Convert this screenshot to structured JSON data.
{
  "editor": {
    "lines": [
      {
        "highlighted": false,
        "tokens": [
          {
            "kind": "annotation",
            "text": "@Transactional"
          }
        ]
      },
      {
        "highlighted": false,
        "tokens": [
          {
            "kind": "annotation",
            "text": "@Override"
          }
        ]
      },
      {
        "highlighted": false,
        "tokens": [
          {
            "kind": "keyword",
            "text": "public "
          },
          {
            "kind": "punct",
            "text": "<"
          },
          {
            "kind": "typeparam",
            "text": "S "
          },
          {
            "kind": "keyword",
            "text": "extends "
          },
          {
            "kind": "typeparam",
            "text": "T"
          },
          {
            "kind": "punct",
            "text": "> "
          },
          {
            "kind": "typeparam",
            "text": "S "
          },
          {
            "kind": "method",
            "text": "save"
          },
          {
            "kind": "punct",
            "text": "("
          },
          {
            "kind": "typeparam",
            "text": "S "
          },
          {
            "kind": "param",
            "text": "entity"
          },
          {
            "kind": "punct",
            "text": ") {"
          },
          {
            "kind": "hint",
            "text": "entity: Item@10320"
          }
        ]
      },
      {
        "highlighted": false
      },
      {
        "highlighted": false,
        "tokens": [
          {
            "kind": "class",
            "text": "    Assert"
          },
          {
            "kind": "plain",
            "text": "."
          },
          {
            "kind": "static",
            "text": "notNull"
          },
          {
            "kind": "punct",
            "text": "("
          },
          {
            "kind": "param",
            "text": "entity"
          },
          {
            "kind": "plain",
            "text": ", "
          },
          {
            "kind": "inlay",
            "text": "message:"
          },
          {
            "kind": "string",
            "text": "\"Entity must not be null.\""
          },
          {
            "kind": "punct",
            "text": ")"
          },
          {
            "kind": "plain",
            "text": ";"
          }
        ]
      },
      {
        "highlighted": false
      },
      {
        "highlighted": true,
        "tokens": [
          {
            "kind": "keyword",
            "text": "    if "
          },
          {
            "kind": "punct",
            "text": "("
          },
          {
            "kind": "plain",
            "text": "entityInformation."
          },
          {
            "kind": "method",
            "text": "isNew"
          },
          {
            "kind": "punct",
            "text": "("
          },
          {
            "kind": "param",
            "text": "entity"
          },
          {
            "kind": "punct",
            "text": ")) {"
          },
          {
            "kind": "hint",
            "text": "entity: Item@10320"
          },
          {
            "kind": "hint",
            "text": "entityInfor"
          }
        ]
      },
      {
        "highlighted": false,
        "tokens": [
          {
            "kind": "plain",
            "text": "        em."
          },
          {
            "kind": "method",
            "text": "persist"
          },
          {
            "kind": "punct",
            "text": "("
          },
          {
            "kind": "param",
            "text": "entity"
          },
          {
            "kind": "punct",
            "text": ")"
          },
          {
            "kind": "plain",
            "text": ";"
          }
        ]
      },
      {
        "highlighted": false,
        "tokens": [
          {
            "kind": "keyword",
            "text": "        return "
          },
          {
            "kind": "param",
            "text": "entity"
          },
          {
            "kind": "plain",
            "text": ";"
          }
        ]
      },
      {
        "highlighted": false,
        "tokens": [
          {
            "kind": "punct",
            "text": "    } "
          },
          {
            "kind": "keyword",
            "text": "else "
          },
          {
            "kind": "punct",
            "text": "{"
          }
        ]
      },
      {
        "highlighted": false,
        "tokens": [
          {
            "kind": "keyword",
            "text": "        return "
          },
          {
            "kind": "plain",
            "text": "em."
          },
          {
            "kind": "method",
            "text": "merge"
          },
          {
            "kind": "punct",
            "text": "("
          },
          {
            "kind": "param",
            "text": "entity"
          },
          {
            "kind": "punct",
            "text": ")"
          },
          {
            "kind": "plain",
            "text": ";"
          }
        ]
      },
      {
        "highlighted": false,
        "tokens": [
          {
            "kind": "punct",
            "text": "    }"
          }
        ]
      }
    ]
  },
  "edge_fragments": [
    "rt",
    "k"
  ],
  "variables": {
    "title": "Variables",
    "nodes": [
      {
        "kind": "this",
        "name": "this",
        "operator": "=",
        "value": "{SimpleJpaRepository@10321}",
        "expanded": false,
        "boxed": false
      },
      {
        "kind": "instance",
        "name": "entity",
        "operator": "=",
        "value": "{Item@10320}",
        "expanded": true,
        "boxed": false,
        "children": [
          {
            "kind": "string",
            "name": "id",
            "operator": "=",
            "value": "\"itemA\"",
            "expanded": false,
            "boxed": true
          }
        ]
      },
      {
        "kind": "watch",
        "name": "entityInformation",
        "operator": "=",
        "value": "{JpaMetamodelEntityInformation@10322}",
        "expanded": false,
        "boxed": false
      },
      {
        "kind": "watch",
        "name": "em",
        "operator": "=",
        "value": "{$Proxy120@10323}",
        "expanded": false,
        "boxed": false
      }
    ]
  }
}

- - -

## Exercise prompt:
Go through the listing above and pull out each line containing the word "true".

## Written response:
        "highlighted": true,
        "expanded": true,
            "boxed": true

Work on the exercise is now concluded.